Element data from apps and pages
━━━━━━━━━━━━━━━━━━━━━━━━━━━━━━

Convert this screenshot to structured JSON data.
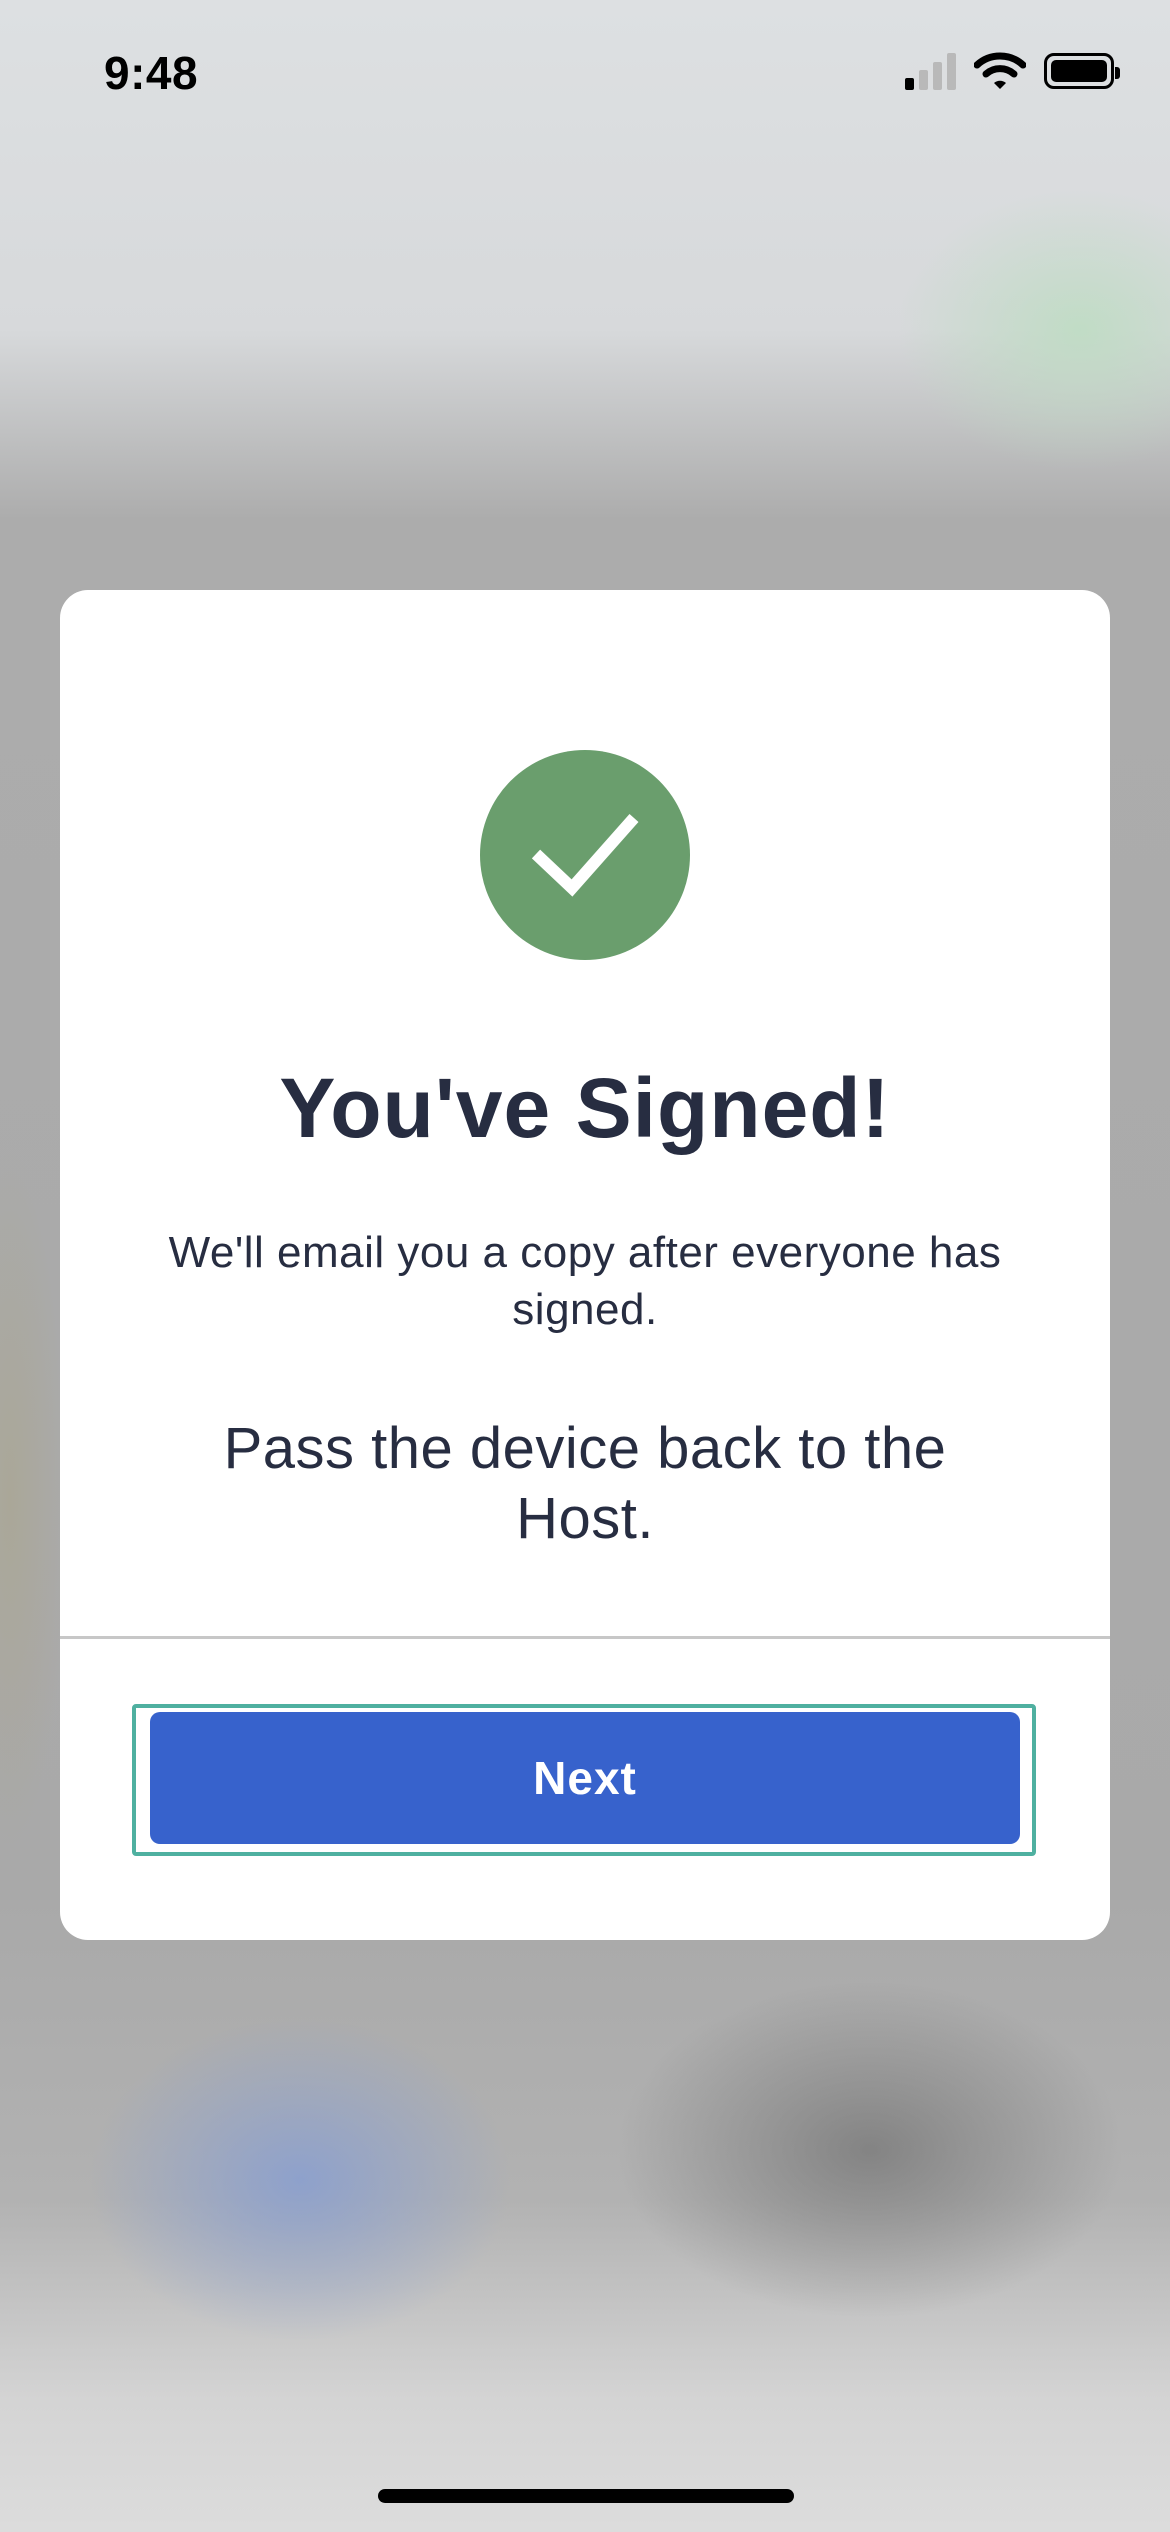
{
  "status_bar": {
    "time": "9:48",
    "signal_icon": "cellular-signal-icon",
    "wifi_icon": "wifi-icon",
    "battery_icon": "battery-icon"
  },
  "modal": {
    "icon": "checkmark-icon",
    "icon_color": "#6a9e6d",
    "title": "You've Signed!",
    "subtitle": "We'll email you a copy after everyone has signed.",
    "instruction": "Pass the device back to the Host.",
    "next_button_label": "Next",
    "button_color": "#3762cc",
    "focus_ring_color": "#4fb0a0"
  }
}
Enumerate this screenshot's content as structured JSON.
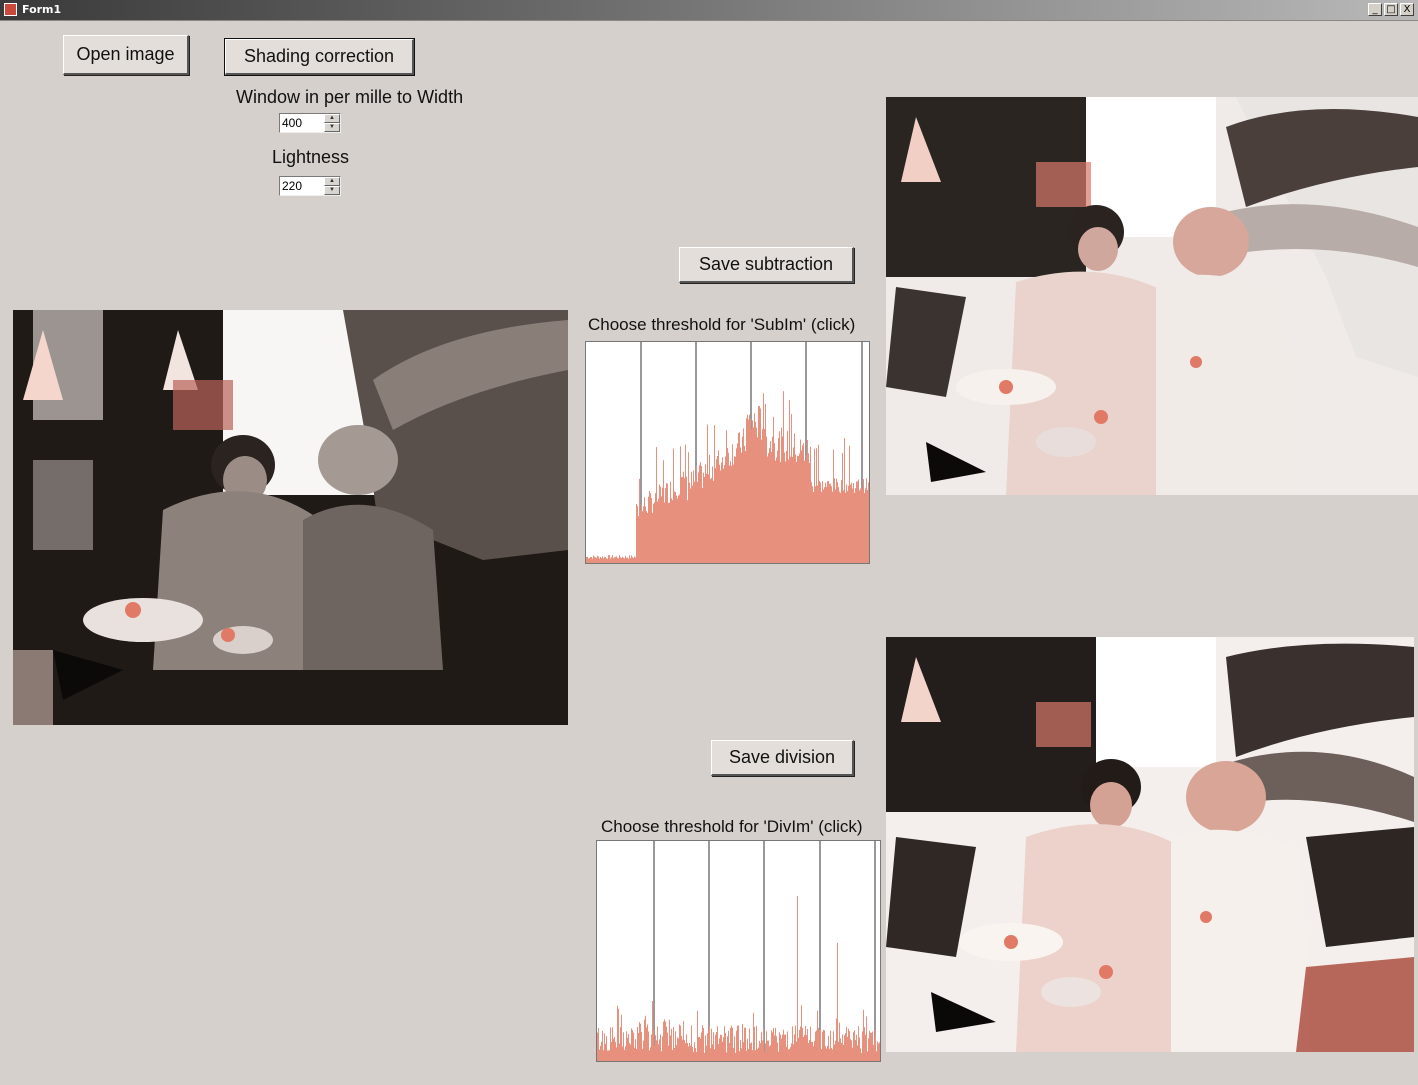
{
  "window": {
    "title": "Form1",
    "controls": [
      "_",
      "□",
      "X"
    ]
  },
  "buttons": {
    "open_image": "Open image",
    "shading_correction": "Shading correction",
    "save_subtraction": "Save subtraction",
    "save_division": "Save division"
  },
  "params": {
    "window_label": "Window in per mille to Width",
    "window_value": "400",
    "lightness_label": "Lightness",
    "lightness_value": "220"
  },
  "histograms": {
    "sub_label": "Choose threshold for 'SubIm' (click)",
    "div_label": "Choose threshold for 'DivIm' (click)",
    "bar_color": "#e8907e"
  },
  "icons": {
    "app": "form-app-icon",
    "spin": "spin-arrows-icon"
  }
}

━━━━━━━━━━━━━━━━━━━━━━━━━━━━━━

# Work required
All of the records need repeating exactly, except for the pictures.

# Exercise response
Convert this screenshot to structured JSON data.
{
  "status_bar": {
    "time": "9:48",
    "signal_icon": "cellular-signal-icon",
    "wifi_icon": "wifi-icon",
    "battery_icon": "battery-icon"
  },
  "modal": {
    "icon": "checkmark-icon",
    "icon_color": "#6a9e6d",
    "title": "You've Signed!",
    "subtitle": "We'll email you a copy after everyone has signed.",
    "instruction": "Pass the device back to the Host.",
    "next_button_label": "Next",
    "button_color": "#3762cc",
    "focus_ring_color": "#4fb0a0"
  }
}
Enumerate this screenshot's content as structured JSON.
{
  "window": {
    "title": "Form1",
    "controls": [
      "_",
      "□",
      "X"
    ]
  },
  "buttons": {
    "open_image": "Open image",
    "shading_correction": "Shading correction",
    "save_subtraction": "Save subtraction",
    "save_division": "Save division"
  },
  "params": {
    "window_label": "Window in per mille to Width",
    "window_value": "400",
    "lightness_label": "Lightness",
    "lightness_value": "220"
  },
  "histograms": {
    "sub_label": "Choose threshold for 'SubIm' (click)",
    "div_label": "Choose threshold for 'DivIm' (click)",
    "bar_color": "#e8907e"
  },
  "icons": {
    "app": "form-app-icon",
    "spin": "spin-arrows-icon"
  }
}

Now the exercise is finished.